[MATERIAL PROVIDED]

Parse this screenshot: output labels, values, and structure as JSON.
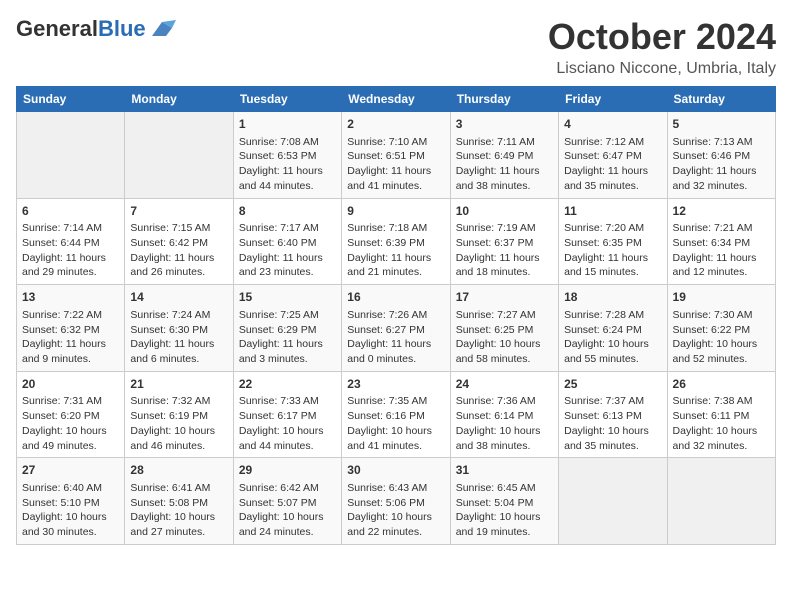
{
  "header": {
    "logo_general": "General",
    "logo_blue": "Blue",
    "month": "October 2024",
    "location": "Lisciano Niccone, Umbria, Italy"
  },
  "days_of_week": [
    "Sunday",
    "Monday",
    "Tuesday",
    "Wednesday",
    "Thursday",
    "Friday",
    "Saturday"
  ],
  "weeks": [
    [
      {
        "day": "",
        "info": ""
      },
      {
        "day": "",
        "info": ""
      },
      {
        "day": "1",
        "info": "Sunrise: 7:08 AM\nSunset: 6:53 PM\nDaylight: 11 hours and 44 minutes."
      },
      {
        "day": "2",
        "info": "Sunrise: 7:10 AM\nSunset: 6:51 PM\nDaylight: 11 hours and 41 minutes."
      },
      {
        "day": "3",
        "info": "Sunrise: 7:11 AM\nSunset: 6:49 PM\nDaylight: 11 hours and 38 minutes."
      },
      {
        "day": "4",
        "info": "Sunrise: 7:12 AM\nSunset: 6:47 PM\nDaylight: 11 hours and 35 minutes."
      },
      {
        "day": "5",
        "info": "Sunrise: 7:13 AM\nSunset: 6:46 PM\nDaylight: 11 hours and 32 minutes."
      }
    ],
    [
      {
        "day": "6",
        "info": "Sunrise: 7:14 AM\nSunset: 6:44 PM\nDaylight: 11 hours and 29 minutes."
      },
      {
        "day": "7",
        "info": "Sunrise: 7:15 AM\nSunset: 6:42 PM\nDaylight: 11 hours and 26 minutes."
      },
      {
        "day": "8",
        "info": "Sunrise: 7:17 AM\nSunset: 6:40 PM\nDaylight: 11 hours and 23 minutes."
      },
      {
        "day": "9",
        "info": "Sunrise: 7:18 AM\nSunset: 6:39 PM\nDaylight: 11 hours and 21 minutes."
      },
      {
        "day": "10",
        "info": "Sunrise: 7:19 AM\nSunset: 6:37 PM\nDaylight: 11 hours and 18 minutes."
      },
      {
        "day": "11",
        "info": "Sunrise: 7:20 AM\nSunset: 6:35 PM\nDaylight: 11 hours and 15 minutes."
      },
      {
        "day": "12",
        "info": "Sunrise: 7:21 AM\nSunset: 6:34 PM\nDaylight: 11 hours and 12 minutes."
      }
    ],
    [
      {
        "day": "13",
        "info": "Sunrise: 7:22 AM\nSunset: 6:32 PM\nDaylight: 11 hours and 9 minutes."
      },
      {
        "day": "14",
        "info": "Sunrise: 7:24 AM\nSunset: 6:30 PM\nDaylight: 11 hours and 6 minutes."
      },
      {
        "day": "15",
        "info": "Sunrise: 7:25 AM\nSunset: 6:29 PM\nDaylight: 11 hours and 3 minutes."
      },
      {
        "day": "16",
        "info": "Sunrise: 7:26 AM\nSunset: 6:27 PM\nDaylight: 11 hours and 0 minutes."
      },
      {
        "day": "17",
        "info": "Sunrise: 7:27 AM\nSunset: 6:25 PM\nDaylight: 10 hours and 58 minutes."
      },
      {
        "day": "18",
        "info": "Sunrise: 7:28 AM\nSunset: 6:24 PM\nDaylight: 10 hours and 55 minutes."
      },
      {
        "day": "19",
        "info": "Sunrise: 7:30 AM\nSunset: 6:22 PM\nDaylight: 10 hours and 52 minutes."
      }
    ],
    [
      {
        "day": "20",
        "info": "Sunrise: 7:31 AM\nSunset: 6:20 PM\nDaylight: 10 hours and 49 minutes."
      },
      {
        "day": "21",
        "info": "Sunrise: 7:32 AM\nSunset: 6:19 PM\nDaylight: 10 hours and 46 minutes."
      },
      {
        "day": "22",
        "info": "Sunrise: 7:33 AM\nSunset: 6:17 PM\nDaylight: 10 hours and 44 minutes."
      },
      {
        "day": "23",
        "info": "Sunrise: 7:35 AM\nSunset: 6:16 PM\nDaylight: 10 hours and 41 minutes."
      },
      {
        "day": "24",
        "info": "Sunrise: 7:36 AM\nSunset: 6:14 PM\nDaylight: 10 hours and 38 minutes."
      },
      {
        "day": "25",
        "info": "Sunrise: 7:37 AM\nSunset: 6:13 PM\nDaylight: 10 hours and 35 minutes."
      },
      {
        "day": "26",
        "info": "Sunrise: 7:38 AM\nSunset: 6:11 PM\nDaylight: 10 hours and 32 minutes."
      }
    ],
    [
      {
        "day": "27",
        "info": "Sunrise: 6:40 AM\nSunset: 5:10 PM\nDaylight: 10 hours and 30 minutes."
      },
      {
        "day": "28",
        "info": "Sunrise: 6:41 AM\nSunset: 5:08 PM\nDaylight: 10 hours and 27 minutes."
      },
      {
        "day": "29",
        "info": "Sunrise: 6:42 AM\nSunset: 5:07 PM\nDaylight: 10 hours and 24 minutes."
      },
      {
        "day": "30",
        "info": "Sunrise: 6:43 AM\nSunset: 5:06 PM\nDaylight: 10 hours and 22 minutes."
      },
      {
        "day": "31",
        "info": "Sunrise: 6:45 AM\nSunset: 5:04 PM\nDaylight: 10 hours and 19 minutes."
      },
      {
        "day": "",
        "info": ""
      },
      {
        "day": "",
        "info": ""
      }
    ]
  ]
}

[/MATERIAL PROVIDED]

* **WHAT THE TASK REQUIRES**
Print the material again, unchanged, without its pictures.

* **RESULT**
Parse this screenshot: output labels, values, and structure as JSON.
{
  "header": {
    "logo_general": "General",
    "logo_blue": "Blue",
    "month": "October 2024",
    "location": "Lisciano Niccone, Umbria, Italy"
  },
  "days_of_week": [
    "Sunday",
    "Monday",
    "Tuesday",
    "Wednesday",
    "Thursday",
    "Friday",
    "Saturday"
  ],
  "weeks": [
    [
      {
        "day": "",
        "info": ""
      },
      {
        "day": "",
        "info": ""
      },
      {
        "day": "1",
        "info": "Sunrise: 7:08 AM\nSunset: 6:53 PM\nDaylight: 11 hours and 44 minutes."
      },
      {
        "day": "2",
        "info": "Sunrise: 7:10 AM\nSunset: 6:51 PM\nDaylight: 11 hours and 41 minutes."
      },
      {
        "day": "3",
        "info": "Sunrise: 7:11 AM\nSunset: 6:49 PM\nDaylight: 11 hours and 38 minutes."
      },
      {
        "day": "4",
        "info": "Sunrise: 7:12 AM\nSunset: 6:47 PM\nDaylight: 11 hours and 35 minutes."
      },
      {
        "day": "5",
        "info": "Sunrise: 7:13 AM\nSunset: 6:46 PM\nDaylight: 11 hours and 32 minutes."
      }
    ],
    [
      {
        "day": "6",
        "info": "Sunrise: 7:14 AM\nSunset: 6:44 PM\nDaylight: 11 hours and 29 minutes."
      },
      {
        "day": "7",
        "info": "Sunrise: 7:15 AM\nSunset: 6:42 PM\nDaylight: 11 hours and 26 minutes."
      },
      {
        "day": "8",
        "info": "Sunrise: 7:17 AM\nSunset: 6:40 PM\nDaylight: 11 hours and 23 minutes."
      },
      {
        "day": "9",
        "info": "Sunrise: 7:18 AM\nSunset: 6:39 PM\nDaylight: 11 hours and 21 minutes."
      },
      {
        "day": "10",
        "info": "Sunrise: 7:19 AM\nSunset: 6:37 PM\nDaylight: 11 hours and 18 minutes."
      },
      {
        "day": "11",
        "info": "Sunrise: 7:20 AM\nSunset: 6:35 PM\nDaylight: 11 hours and 15 minutes."
      },
      {
        "day": "12",
        "info": "Sunrise: 7:21 AM\nSunset: 6:34 PM\nDaylight: 11 hours and 12 minutes."
      }
    ],
    [
      {
        "day": "13",
        "info": "Sunrise: 7:22 AM\nSunset: 6:32 PM\nDaylight: 11 hours and 9 minutes."
      },
      {
        "day": "14",
        "info": "Sunrise: 7:24 AM\nSunset: 6:30 PM\nDaylight: 11 hours and 6 minutes."
      },
      {
        "day": "15",
        "info": "Sunrise: 7:25 AM\nSunset: 6:29 PM\nDaylight: 11 hours and 3 minutes."
      },
      {
        "day": "16",
        "info": "Sunrise: 7:26 AM\nSunset: 6:27 PM\nDaylight: 11 hours and 0 minutes."
      },
      {
        "day": "17",
        "info": "Sunrise: 7:27 AM\nSunset: 6:25 PM\nDaylight: 10 hours and 58 minutes."
      },
      {
        "day": "18",
        "info": "Sunrise: 7:28 AM\nSunset: 6:24 PM\nDaylight: 10 hours and 55 minutes."
      },
      {
        "day": "19",
        "info": "Sunrise: 7:30 AM\nSunset: 6:22 PM\nDaylight: 10 hours and 52 minutes."
      }
    ],
    [
      {
        "day": "20",
        "info": "Sunrise: 7:31 AM\nSunset: 6:20 PM\nDaylight: 10 hours and 49 minutes."
      },
      {
        "day": "21",
        "info": "Sunrise: 7:32 AM\nSunset: 6:19 PM\nDaylight: 10 hours and 46 minutes."
      },
      {
        "day": "22",
        "info": "Sunrise: 7:33 AM\nSunset: 6:17 PM\nDaylight: 10 hours and 44 minutes."
      },
      {
        "day": "23",
        "info": "Sunrise: 7:35 AM\nSunset: 6:16 PM\nDaylight: 10 hours and 41 minutes."
      },
      {
        "day": "24",
        "info": "Sunrise: 7:36 AM\nSunset: 6:14 PM\nDaylight: 10 hours and 38 minutes."
      },
      {
        "day": "25",
        "info": "Sunrise: 7:37 AM\nSunset: 6:13 PM\nDaylight: 10 hours and 35 minutes."
      },
      {
        "day": "26",
        "info": "Sunrise: 7:38 AM\nSunset: 6:11 PM\nDaylight: 10 hours and 32 minutes."
      }
    ],
    [
      {
        "day": "27",
        "info": "Sunrise: 6:40 AM\nSunset: 5:10 PM\nDaylight: 10 hours and 30 minutes."
      },
      {
        "day": "28",
        "info": "Sunrise: 6:41 AM\nSunset: 5:08 PM\nDaylight: 10 hours and 27 minutes."
      },
      {
        "day": "29",
        "info": "Sunrise: 6:42 AM\nSunset: 5:07 PM\nDaylight: 10 hours and 24 minutes."
      },
      {
        "day": "30",
        "info": "Sunrise: 6:43 AM\nSunset: 5:06 PM\nDaylight: 10 hours and 22 minutes."
      },
      {
        "day": "31",
        "info": "Sunrise: 6:45 AM\nSunset: 5:04 PM\nDaylight: 10 hours and 19 minutes."
      },
      {
        "day": "",
        "info": ""
      },
      {
        "day": "",
        "info": ""
      }
    ]
  ]
}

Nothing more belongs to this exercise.